I don’t want to go to Australia. I have just started grammar school. My best friend Sally goes there too. But it looks like there could be another war and Dad has convinced Mum to go. Because we’re migrants, the voyage is costing Mum and Dad only £10 each. My brother Brian and I are travelling free. It’s a long way to Australia. What if we never come back to England?
In the 1950s and 60s Australia welcomed thousands of British immigrants as part of the Assisted Passage Migration Scheme. Ten Pound Pom is the true story of award-winning author Carole Wilkinson’s immigration to Australia.
Carole Wilkinson is an award-winning and much loved author of books for children. She has a long-standing fascination with dragons and is interested in the history of everything. Though Carole has written over 30 books, she did not write her first book until she was nearly 40. Before that she had worked as a laboratory assistant and as a film and television writer and editor.

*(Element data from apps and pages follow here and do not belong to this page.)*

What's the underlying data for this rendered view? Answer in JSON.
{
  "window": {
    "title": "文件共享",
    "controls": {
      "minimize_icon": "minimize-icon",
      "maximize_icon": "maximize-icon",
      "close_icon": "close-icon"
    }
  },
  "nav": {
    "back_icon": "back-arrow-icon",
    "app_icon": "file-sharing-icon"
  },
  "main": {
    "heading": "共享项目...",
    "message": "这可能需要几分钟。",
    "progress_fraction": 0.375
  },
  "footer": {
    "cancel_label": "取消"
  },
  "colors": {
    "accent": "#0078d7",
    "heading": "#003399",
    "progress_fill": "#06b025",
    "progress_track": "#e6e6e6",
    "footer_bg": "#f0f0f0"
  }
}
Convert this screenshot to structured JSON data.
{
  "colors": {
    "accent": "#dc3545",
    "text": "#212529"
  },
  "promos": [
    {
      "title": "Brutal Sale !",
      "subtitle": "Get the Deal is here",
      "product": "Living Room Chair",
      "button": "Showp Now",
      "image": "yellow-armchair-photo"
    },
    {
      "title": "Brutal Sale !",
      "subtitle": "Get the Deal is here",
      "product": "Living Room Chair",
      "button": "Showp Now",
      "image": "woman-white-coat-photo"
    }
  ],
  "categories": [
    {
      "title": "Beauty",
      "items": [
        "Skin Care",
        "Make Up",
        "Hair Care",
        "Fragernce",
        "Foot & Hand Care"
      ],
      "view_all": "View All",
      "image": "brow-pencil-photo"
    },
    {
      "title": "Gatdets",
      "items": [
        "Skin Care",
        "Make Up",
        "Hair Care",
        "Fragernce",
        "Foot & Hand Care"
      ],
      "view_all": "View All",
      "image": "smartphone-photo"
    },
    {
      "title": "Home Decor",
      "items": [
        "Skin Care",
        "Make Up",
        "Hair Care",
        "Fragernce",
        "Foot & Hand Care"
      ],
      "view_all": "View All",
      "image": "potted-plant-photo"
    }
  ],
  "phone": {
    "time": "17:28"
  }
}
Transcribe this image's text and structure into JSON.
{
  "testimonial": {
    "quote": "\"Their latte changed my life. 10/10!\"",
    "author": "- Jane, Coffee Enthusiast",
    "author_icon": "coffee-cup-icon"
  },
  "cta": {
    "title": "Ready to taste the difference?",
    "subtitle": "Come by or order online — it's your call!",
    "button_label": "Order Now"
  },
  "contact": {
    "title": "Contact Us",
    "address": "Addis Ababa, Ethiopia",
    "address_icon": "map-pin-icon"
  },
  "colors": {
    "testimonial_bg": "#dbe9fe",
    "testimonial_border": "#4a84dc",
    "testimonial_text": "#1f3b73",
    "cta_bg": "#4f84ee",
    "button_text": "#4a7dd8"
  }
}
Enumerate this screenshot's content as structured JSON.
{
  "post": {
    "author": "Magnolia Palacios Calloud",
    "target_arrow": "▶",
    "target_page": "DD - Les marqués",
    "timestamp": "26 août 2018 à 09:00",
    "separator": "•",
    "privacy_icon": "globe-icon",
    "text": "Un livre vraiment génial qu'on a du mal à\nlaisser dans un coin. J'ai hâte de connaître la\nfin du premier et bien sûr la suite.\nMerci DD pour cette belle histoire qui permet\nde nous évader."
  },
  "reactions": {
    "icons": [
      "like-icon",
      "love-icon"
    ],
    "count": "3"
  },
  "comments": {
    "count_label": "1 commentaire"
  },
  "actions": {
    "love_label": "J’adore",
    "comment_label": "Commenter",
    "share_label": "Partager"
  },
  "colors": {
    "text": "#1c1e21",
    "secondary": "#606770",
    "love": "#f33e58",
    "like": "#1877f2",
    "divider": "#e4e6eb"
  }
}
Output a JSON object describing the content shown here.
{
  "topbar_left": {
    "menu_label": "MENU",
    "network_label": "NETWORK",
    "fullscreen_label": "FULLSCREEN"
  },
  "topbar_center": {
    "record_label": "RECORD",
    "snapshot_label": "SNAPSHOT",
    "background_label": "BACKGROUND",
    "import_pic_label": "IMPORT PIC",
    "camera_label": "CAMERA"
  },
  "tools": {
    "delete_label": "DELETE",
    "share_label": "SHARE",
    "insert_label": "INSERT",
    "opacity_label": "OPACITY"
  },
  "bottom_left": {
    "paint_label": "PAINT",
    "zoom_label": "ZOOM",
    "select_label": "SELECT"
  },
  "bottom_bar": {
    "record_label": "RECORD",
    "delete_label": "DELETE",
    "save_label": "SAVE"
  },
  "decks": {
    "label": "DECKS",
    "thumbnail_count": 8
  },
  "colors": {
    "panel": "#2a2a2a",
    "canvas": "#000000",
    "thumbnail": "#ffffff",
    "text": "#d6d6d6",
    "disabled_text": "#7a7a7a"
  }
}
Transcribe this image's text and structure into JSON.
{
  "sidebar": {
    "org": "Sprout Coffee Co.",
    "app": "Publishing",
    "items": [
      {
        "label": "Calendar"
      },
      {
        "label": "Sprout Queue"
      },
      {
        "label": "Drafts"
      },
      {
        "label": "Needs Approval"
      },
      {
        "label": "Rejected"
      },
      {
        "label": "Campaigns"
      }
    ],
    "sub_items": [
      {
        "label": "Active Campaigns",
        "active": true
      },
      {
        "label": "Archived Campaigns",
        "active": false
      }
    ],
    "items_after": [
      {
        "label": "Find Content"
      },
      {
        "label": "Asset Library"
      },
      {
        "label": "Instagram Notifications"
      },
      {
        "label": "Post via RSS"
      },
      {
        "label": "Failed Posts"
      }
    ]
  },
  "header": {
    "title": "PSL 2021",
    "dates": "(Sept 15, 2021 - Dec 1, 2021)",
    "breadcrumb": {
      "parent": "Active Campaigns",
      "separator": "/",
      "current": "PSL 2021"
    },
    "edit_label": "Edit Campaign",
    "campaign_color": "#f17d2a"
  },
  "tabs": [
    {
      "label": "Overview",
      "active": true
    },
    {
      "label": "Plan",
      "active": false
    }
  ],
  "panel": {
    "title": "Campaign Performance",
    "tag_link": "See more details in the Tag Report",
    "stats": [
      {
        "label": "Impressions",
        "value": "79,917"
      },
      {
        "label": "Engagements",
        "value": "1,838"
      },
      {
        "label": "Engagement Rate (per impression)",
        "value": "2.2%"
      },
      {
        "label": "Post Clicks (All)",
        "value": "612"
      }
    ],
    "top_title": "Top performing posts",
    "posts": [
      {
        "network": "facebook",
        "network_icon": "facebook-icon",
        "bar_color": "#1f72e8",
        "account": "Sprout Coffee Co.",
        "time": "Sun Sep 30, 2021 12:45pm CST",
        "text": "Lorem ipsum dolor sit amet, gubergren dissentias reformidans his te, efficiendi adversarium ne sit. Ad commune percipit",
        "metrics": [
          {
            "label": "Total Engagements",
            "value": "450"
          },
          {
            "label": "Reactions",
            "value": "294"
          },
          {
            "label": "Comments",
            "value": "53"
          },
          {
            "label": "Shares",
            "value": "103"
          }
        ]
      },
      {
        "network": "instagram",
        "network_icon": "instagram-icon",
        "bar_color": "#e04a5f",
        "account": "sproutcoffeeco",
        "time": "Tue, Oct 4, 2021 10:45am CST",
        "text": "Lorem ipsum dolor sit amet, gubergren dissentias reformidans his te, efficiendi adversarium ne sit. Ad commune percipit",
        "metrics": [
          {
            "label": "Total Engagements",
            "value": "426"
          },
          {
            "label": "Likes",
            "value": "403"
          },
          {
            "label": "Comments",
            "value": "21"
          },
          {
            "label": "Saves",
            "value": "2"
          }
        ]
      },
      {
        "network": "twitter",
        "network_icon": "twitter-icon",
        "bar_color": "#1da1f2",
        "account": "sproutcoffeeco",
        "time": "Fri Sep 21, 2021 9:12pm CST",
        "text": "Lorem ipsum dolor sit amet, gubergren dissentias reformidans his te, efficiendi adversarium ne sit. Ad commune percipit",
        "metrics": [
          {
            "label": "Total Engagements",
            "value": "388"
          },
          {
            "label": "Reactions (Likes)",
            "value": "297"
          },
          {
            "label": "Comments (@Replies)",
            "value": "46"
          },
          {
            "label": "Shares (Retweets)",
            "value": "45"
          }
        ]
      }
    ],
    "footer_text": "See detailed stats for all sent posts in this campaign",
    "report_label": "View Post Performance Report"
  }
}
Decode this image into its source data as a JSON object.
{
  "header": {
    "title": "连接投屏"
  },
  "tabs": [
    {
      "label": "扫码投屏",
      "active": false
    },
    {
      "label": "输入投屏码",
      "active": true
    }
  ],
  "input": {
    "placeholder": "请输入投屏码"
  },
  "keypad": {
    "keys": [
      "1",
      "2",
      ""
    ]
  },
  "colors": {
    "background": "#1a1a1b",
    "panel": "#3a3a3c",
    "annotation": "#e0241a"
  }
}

Illustrator Liz Anelli previously lived and worked in England but now resides in Newcastle, NSW. She has a huge passion for drawing and keeps rows of sketchbooks in her studio. In 2017, her book Desert Lake: The Story of Kati Thanda-Lake Eyre (written by Pamela Freeman) was a CBCA Notable Book and was short-listed for the NSW Premier’s Literary Award, NSW Premier’s History Awards, the Environment Award for Children’s Literature and the Educational Publishing Awards. Her latest book with Walker is The Biscuit Maker (2020), written by Sue Lawson.
The book is written in the present tense, from Carole’s perspective (of course!) and illustrated brilliantly by Liz Anelli. All of the experiences of long-distance ship travel are captured delightfully and will resonate with many older readers…It has great appeal – there are lots of points of interest, and because of the episodic nature, it can be taken in small doses and thus enjoyed over a longer time.
Ten Pound Pom is one of a series of books called Our Stories, which ‘provides digestable chunks of information,’ and is a good tool for sharing history and moving or migration experiences, but just as enjoyable to read for pleasure.
Kids' Book Review
I am a fan of Carole Wilkinson’s work and once again she has written a worthwhile book.
This story is a lovely insight into Australia’s history.
The writing is accessible and compelling; the characters authentic.